### Work item
Go through the records and extract every line with the word "image".

── Records for the task ──

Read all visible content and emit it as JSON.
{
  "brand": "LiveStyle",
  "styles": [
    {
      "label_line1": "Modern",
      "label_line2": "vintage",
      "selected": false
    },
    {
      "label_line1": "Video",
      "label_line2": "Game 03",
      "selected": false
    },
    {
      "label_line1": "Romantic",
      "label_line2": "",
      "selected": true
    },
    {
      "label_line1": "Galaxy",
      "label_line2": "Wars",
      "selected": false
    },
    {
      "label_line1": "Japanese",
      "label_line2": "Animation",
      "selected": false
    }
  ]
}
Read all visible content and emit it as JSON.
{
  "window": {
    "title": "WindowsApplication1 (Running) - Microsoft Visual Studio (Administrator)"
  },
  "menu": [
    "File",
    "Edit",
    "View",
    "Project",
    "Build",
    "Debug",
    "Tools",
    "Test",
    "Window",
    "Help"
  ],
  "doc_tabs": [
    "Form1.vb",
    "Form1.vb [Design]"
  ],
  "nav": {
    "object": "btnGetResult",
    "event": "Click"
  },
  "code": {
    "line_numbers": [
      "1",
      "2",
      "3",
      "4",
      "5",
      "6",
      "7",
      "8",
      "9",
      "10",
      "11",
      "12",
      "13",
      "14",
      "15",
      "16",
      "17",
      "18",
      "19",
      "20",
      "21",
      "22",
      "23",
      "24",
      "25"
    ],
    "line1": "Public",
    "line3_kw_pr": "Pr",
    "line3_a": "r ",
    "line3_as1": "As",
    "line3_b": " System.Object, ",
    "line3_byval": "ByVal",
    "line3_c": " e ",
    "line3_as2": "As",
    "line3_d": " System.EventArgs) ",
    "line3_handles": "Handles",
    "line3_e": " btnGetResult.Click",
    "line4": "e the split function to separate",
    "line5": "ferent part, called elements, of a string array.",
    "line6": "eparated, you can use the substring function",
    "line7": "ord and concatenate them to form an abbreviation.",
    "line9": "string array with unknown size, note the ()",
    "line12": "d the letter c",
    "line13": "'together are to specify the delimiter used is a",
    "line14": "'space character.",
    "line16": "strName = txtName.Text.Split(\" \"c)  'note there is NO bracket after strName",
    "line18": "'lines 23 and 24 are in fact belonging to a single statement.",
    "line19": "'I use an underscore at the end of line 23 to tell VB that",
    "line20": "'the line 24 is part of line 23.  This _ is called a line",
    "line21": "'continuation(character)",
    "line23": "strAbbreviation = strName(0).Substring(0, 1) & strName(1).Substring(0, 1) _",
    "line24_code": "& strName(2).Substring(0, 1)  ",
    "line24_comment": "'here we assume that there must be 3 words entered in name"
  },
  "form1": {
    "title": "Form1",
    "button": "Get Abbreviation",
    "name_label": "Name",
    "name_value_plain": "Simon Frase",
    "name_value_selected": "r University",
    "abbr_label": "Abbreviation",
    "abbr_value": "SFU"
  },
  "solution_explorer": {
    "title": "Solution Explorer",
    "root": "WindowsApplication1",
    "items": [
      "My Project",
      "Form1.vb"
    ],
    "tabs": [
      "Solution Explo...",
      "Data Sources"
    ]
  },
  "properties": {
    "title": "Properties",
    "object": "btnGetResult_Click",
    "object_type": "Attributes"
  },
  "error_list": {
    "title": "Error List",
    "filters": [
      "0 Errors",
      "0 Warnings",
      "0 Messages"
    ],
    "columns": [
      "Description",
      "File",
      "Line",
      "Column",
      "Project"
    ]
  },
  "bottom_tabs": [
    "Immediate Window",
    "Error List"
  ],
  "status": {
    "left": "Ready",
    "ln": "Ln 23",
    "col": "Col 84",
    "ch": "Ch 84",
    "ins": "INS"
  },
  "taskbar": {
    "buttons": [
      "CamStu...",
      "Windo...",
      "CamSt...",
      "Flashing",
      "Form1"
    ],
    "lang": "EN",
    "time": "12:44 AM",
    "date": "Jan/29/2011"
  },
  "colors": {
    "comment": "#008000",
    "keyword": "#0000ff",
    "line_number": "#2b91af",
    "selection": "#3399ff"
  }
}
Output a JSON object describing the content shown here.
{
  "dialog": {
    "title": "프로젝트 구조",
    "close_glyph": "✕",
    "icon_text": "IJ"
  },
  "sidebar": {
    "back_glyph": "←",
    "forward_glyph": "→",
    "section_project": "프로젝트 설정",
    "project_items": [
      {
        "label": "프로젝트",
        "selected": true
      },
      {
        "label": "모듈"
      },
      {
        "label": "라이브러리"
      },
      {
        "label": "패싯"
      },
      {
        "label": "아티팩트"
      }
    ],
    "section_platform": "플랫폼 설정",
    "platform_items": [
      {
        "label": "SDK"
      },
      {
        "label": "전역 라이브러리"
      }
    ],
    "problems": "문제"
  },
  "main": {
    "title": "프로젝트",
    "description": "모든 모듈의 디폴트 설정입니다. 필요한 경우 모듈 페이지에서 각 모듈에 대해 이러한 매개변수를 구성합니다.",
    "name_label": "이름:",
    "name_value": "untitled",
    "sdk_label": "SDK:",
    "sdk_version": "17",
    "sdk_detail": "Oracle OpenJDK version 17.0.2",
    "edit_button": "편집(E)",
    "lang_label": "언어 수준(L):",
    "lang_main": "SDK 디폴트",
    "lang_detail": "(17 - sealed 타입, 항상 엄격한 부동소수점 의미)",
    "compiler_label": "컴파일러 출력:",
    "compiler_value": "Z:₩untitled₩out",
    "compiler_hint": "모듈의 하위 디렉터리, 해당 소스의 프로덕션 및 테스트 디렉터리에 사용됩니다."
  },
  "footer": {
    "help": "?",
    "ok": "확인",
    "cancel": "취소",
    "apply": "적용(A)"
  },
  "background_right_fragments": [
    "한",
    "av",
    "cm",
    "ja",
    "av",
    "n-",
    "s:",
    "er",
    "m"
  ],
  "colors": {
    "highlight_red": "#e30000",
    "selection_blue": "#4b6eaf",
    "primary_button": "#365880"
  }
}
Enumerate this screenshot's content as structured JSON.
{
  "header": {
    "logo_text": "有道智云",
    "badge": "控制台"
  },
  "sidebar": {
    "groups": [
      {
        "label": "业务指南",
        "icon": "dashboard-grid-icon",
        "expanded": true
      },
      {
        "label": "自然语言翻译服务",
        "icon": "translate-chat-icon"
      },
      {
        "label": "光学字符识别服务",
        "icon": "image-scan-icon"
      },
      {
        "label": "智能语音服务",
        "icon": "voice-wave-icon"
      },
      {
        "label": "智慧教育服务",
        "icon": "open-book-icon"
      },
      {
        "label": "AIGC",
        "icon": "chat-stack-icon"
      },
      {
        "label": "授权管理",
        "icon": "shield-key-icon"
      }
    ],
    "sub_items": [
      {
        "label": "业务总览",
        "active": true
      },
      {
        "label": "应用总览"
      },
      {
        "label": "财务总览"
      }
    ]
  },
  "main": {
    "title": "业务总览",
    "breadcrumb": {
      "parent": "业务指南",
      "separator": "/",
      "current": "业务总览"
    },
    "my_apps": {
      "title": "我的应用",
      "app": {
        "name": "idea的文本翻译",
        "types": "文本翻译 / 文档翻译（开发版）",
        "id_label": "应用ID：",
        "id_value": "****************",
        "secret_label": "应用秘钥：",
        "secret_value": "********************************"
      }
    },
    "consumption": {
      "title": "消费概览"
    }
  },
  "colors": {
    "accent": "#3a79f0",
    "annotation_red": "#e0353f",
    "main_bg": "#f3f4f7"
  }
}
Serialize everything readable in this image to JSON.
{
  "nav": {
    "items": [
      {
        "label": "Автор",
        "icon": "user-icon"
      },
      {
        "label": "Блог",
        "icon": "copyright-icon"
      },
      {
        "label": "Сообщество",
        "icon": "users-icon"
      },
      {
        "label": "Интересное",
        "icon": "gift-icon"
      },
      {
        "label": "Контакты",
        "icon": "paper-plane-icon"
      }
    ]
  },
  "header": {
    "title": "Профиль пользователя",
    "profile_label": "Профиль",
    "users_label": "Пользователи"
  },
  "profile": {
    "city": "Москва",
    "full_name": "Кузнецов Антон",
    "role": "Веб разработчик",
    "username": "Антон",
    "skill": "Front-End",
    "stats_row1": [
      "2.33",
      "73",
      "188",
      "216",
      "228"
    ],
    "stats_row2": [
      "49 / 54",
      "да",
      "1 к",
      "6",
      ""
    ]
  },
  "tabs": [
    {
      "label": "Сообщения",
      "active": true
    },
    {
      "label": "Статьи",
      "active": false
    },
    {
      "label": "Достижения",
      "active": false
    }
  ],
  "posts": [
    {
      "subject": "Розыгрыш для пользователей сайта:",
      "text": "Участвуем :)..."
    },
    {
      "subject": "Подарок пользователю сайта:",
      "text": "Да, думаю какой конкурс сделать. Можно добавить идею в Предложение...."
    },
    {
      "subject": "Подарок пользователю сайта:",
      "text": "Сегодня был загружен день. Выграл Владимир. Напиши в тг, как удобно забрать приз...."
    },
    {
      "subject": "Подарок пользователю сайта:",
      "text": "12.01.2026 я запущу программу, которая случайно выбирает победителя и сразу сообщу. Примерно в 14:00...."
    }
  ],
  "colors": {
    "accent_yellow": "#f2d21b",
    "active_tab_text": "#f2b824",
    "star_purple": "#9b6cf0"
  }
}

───

### Solution to this exercise
        "icon": "image-scan-icon"
Serialize everything readable in this image to JSON.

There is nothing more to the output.